* The task:
Records follow. Pull out every line that contains "результат".

START Material for this task

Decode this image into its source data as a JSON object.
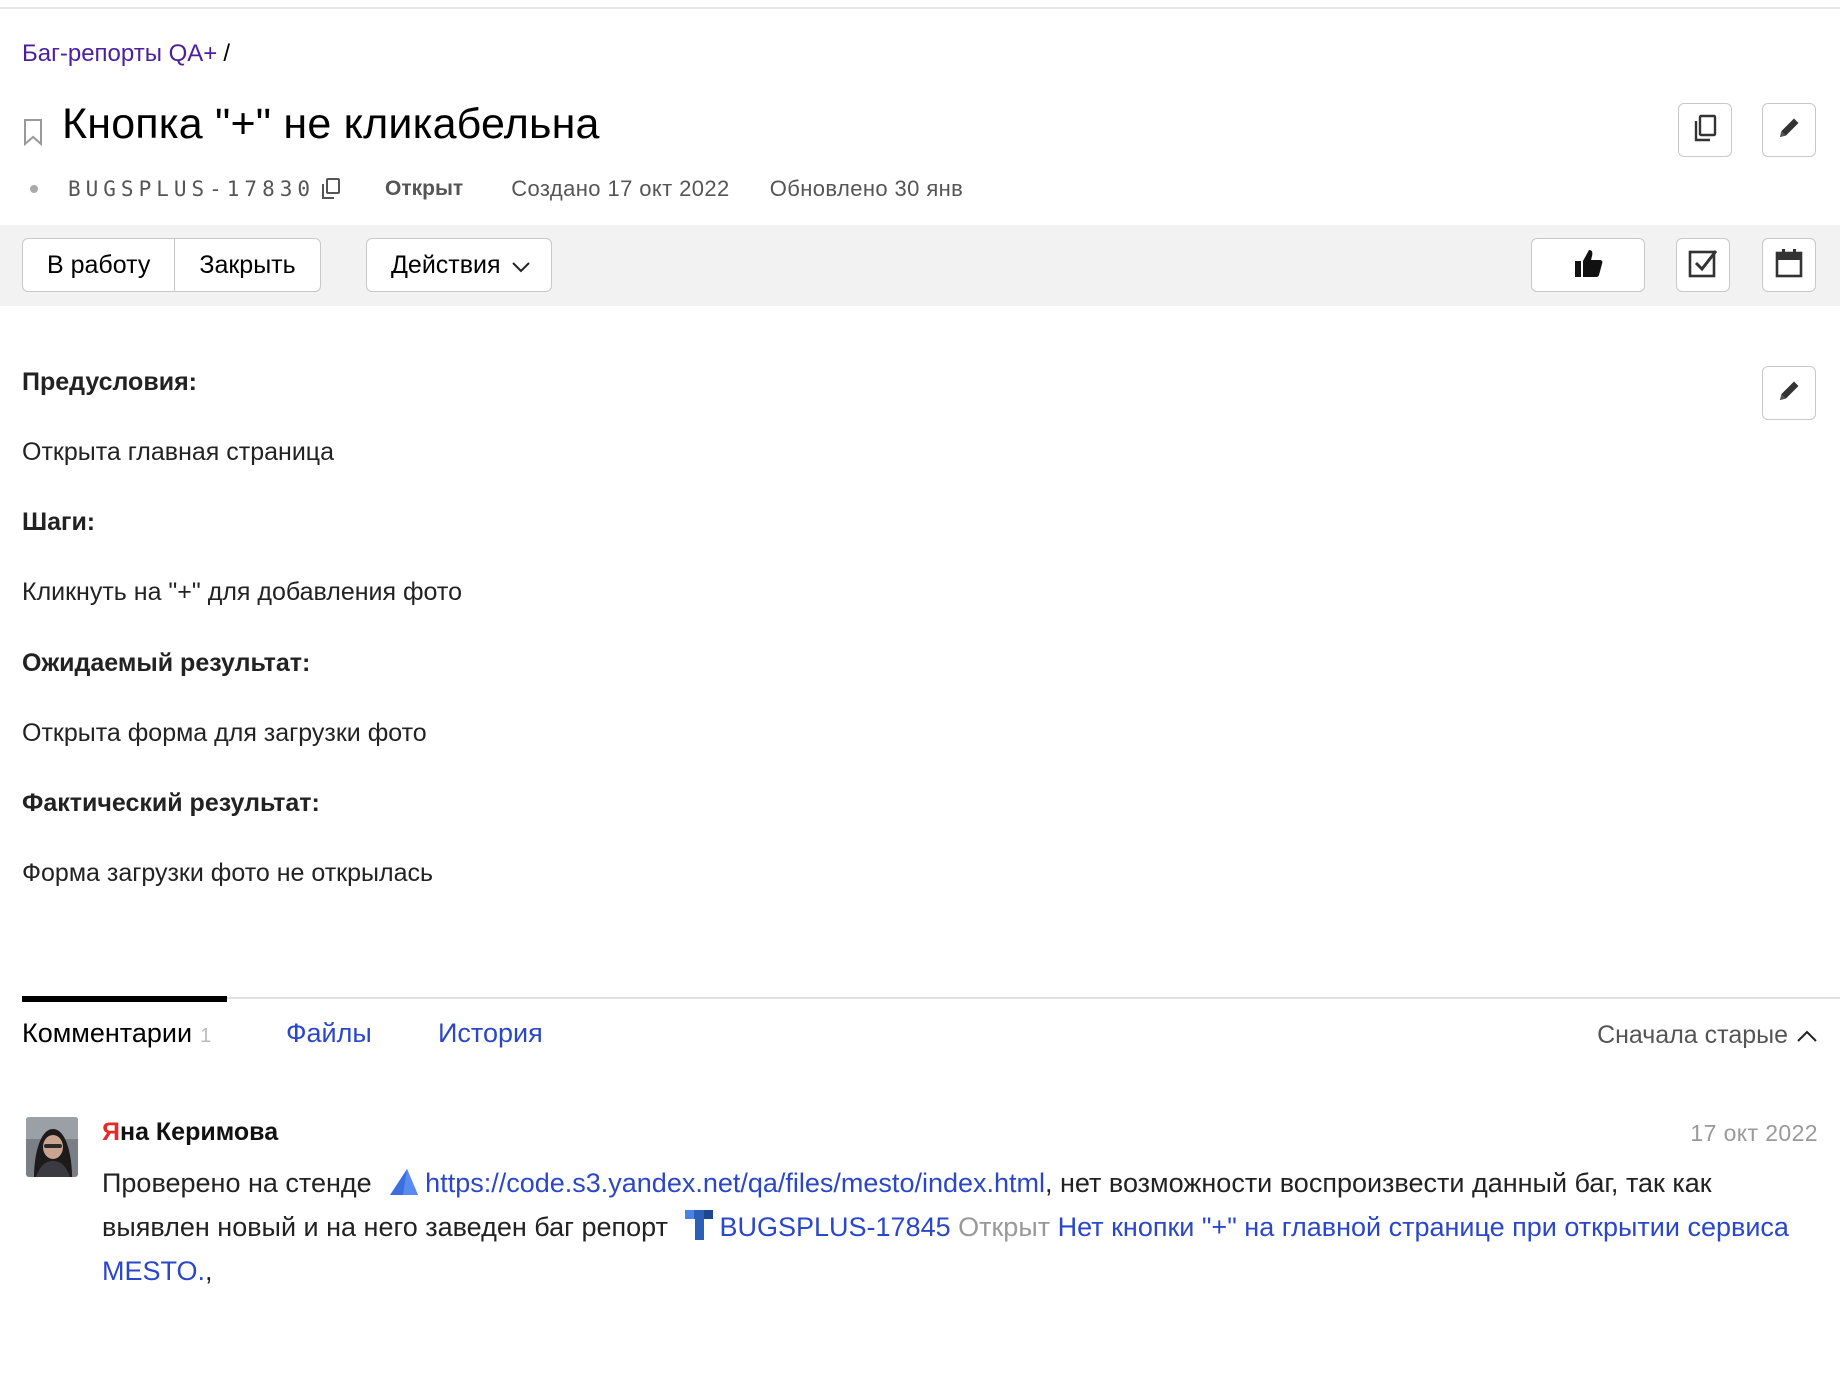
{
  "breadcrumb": {
    "queue": "Баг-репорты QA+",
    "separator": "/"
  },
  "issue": {
    "title": "Кнопка \"+\" не кликабельна",
    "key": "BUGSPLUS-17830",
    "status": "Открыт",
    "created": "Создано 17 окт 2022",
    "updated": "Обновлено 30 янв"
  },
  "toolbar": {
    "in_work": "В работу",
    "close": "Закрыть",
    "actions": "Действия",
    "icons": [
      "thumbs-up-icon",
      "checkbox-icon",
      "calendar-icon"
    ]
  },
  "header_icons": [
    "copy-icon",
    "pencil-icon"
  ],
  "description": {
    "pre_label": "Предусловия:",
    "pre_text": "Открыта главная страница",
    "steps_label": "Шаги:",
    "steps_text": "Кликнуть на \"+\" для добавления фото",
    "expected_label": "Ожидаемый результат:",
    "expected_text": "Открыта форма для загрузки фото",
    "actual_label": "Фактический результат:",
    "actual_text": "Форма загрузки фото не открылась"
  },
  "tabs": {
    "comments": "Комментарии",
    "comments_count": "1",
    "files": "Файлы",
    "history": "История",
    "sort": "Сначала старые"
  },
  "comment": {
    "author_first": "Я",
    "author_rest": "на Керимова",
    "date": "17 окт 2022",
    "text_1": "Проверено на стенде",
    "link_url": "https://code.s3.yandex.net/qa/files/mesto/index.html",
    "text_2": ", нет возможности воспроизвести данный баг, так как выявлен новый и на него заведен баг репорт",
    "linked_key": "BUGSPLUS-17845",
    "linked_status": "Открыт",
    "linked_title": "Нет кнопки \"+\" на главной странице при открытии сервиса MESTO.",
    "trailing": ","
  },
  "colors": {
    "link": "#2b47c9",
    "breadcrumb": "#4b1fa0",
    "toolbar_bg": "#f2f2f2",
    "author_accent": "#e52a2a"
  }
}
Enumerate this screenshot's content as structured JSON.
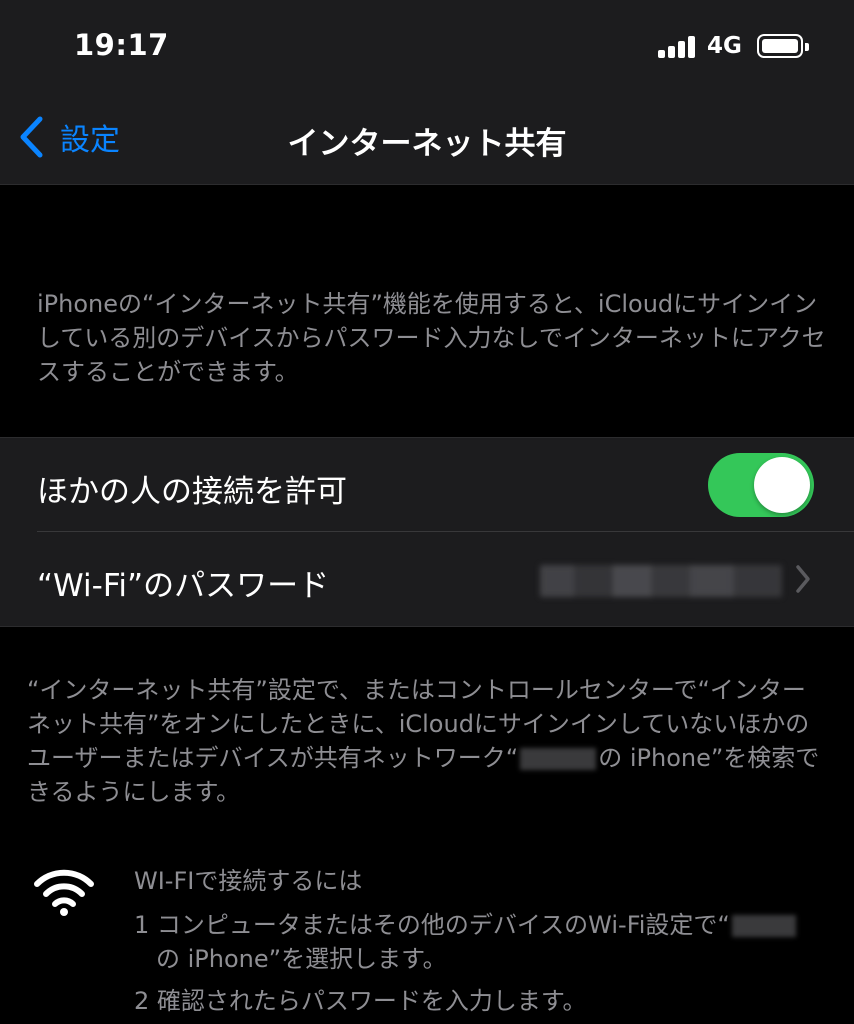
{
  "status_bar": {
    "time": "19:17",
    "network": "4G",
    "signal_bars": 4,
    "battery_level": 1.0
  },
  "nav": {
    "back_label": "設定",
    "title": "インターネット共有",
    "accent_color": "#0a84ff"
  },
  "intro_text": "iPhoneの“インターネット共有”機能を使用すると、iCloudにサインインしている別のデバイスからパスワード入力なしでインターネットにアクセスすることができます。",
  "settings": {
    "allow_others_label": "ほかの人の接続を許可",
    "allow_others_enabled": true,
    "toggle_on_color": "#34c759",
    "wifi_password_label": "“Wi-Fi”のパスワード"
  },
  "footer": {
    "text_part1": "“インターネット共有”設定で、またはコントロールセンターで“インターネット共有”をオンにしたときに、iCloudにサインインしていないほかのユーザーまたはデバイスが共有ネットワーク“",
    "text_part2": "の iPhone”を検索できるようにします。"
  },
  "wifi_instructions": {
    "icon": "wifi-icon",
    "heading": "WI-FIで接続するには",
    "step1_part1": "1 コンピュータまたはその他のデバイスのWi-Fi設定で“",
    "step1_part2": "の iPhone”を選択します。",
    "step2": "2 確認されたらパスワードを入力します。"
  }
}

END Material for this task

* Solution for this problem:
    "expected_label": "Ожидаемый результат:",
    "actual_label": "Фактический результат:",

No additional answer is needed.